» **Exercise brief**: Wherever the word "Fiera" occurs in the lines below, copy the whole line.

____________

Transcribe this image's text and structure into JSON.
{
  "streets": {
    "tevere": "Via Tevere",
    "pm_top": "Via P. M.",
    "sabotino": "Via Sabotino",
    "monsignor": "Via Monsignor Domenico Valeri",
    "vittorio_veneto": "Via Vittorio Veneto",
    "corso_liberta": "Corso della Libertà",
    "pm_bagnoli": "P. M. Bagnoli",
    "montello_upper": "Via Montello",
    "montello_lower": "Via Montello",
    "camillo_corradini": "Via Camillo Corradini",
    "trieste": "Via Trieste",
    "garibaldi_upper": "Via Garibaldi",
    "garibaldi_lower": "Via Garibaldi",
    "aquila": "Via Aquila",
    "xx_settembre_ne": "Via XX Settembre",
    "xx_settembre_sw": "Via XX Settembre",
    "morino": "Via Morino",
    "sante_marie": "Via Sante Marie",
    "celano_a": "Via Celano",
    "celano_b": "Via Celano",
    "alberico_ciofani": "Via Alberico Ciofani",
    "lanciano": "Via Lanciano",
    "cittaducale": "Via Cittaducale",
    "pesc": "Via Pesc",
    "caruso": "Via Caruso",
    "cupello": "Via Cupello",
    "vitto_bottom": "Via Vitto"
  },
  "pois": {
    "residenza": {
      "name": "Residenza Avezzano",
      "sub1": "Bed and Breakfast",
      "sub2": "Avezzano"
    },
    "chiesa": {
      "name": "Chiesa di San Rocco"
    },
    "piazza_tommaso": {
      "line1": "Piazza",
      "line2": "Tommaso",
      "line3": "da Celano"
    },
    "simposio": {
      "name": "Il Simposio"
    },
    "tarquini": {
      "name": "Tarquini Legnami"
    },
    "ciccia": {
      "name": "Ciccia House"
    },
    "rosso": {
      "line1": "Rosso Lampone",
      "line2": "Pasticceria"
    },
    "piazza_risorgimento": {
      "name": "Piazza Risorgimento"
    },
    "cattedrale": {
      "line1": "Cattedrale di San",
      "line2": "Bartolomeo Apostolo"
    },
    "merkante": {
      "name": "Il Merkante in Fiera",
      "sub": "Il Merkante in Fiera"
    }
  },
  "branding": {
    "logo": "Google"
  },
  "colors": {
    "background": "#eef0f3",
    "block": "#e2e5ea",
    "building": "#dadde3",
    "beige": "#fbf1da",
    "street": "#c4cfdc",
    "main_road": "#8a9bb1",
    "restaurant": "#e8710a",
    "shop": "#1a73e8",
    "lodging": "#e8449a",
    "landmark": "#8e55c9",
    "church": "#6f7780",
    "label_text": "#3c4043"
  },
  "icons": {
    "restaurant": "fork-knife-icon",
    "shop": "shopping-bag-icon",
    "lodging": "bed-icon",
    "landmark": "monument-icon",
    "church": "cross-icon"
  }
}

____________

» **Output for this exercise**:
      "name": "Il Merkante in Fiera",
      "sub": "Il Merkante in Fiera"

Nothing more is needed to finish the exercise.